“I’m afraid that the craft of stained glass will be lost.” says Huseyn Mustafazade, a native of Sheki and a celebrated stained glass craftsman.
The tradition of stained glass has been protected and cultivated in the Azerbaijani city of Sheki for centuries, but is facing fierce competition from new manufacturing technologies.
Until this day, local craftsmen order glass from Venice, which is then fitted together by hand with pieces of wood from the plane tree that have been prepared by a special boiling method to ensure quality and durability.
Ornate and complex in design, it can take even the most skilled craftsmen up to six months to completely assemble a stained glass door or window. What makes the art form even more impressive is the fact that the stained glass tradition of Azerbaijan does not allow for the use of glue or nails, as is commonly practiced in other variations of the art form.
The 250 year old symbol of Sheki, the Khan Saray, is widely known for the beauty of its stained glass.
Huseyn claims that over 70 percent of the palace’s stained glass has been restored, the process of which he oversaw. Fortunately, he says, the remaining glass has retained much of its former quality and is currently well – maintained.
Huseyn has worked not only on the restoration of Sheki’s Khan Saray, but also on the famous pilgrimage sites of Ganja’s “Shah Abbas” and Berde’s “Imamzade.”

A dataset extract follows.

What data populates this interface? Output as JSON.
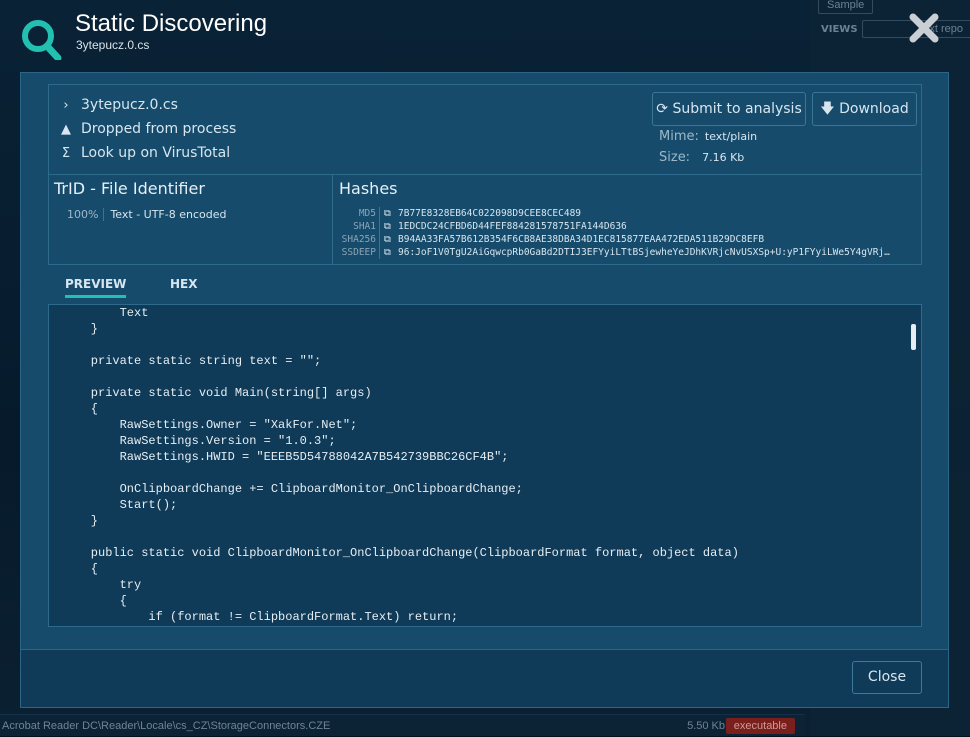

The craftsman is afraid that the future of stained glass making in Sheki is not very bright, as new technology and the physical intensity of the work has made the craft financially unrewarding.